_YOUR TASK_
The answer must be every line below that contains the string "true".

(Beginning of PROVIDED DATA)

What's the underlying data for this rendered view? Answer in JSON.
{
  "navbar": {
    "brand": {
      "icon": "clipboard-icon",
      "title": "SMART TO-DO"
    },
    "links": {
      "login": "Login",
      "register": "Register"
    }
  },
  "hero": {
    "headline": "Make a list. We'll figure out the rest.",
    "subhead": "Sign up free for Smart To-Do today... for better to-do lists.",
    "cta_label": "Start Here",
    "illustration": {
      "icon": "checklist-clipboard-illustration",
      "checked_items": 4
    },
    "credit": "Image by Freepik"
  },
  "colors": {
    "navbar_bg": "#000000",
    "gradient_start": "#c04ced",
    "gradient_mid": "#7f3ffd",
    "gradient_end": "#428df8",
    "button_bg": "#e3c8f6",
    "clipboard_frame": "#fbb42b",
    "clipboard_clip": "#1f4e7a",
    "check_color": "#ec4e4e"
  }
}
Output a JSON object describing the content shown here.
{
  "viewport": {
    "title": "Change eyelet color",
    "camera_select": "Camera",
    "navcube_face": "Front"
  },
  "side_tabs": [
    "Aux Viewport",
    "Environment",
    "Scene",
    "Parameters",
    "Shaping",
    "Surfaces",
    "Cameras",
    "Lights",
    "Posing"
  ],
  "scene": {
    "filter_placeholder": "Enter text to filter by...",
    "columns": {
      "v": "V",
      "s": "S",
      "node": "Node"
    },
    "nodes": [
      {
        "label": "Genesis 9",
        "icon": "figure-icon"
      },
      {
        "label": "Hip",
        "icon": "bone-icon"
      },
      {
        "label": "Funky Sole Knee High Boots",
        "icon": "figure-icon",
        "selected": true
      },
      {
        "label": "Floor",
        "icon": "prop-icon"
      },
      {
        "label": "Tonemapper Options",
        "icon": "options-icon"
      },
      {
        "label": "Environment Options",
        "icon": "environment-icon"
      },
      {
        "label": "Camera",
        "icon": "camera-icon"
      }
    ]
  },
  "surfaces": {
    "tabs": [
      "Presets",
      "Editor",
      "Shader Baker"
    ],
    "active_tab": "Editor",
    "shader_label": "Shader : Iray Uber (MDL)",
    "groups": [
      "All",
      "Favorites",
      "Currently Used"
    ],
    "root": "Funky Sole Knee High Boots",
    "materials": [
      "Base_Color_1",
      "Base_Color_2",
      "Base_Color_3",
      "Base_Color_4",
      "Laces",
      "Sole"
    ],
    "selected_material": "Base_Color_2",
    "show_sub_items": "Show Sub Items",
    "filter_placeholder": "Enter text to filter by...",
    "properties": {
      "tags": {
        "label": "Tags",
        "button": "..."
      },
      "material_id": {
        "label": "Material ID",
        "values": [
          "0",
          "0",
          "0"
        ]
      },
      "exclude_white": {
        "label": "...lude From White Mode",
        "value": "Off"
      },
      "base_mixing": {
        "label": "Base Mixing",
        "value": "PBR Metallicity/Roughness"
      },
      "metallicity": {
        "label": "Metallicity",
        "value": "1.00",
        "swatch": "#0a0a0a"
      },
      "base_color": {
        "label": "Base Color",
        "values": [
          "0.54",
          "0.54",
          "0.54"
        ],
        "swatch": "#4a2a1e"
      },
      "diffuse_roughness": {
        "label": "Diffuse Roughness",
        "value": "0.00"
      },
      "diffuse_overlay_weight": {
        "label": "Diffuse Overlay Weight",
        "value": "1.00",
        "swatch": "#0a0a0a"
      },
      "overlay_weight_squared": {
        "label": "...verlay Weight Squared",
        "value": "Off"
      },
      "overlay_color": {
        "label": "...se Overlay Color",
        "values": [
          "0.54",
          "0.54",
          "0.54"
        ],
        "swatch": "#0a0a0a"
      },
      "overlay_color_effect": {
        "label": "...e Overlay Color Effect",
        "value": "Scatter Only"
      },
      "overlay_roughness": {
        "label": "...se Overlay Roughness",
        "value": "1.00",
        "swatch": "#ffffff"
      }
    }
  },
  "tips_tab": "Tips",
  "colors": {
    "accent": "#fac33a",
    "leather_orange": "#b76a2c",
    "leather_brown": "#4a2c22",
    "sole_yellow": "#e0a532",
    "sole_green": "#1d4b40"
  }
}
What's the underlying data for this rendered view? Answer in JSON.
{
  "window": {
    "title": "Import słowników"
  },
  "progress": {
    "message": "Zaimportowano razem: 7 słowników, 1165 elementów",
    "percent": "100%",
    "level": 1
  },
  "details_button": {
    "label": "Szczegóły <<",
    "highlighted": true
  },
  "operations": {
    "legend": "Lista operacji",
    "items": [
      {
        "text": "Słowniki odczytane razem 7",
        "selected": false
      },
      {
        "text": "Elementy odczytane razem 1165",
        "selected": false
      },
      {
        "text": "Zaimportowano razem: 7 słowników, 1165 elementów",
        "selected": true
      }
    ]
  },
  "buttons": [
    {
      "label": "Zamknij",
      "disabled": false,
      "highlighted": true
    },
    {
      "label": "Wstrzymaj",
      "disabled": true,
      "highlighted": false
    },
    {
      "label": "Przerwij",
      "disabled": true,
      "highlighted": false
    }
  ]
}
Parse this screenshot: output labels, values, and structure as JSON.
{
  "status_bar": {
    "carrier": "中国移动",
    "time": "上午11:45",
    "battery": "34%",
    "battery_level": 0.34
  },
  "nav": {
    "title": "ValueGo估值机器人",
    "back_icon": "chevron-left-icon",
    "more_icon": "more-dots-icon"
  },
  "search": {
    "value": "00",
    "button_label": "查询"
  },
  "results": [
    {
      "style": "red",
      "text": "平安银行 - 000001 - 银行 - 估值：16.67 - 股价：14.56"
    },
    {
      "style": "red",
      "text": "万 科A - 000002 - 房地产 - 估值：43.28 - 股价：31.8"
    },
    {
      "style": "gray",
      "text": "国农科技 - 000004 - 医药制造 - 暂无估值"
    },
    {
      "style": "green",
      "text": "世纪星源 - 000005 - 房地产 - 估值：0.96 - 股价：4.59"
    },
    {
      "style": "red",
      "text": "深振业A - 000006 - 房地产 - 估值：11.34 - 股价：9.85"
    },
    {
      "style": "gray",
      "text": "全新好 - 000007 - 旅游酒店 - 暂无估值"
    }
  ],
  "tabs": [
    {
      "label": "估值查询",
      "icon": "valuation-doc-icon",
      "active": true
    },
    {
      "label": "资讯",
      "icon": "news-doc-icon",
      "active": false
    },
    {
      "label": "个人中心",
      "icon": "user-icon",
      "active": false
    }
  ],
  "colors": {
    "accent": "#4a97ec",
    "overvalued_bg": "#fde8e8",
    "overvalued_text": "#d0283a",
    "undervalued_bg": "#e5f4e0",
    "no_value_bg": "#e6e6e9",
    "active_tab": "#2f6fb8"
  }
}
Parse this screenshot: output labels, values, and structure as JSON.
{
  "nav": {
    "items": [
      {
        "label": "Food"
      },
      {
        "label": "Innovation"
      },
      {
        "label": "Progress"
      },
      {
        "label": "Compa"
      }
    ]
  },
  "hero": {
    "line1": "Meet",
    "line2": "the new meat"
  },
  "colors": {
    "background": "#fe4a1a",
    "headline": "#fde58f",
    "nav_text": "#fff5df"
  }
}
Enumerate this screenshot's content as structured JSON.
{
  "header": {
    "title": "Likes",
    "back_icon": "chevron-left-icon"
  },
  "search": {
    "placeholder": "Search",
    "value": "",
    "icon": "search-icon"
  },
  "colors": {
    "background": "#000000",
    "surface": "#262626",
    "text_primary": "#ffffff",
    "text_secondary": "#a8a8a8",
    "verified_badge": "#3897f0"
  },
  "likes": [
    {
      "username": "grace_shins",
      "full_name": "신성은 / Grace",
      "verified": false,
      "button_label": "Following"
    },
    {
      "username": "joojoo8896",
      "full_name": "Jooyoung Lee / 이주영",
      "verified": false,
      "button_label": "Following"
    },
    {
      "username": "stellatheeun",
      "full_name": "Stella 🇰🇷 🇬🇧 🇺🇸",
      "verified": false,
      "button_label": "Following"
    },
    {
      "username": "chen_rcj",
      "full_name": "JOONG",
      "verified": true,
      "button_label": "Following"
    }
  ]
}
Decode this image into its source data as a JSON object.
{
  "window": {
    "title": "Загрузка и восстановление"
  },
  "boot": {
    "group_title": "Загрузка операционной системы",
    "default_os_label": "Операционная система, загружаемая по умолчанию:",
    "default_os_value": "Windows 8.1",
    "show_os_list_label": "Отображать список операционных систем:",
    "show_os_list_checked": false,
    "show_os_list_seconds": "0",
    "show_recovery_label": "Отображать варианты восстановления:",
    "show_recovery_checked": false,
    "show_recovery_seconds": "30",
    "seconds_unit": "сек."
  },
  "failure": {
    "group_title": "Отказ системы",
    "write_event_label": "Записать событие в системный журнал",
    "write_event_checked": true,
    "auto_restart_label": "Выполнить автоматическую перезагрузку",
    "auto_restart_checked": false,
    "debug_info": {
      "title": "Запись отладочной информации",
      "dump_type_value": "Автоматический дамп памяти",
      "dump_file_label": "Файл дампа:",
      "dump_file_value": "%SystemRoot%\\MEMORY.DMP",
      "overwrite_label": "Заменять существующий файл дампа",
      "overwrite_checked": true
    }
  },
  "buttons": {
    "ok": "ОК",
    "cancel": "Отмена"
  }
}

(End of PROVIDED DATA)

_TASK SOLUTION_
        "selected": true
    "highlighted": true
        "selected": true
      "highlighted": true
      "disabled": true,
      "disabled": true,
      "active": true
      "verified": true,
    "write_event_checked": true,
      "overwrite_checked": true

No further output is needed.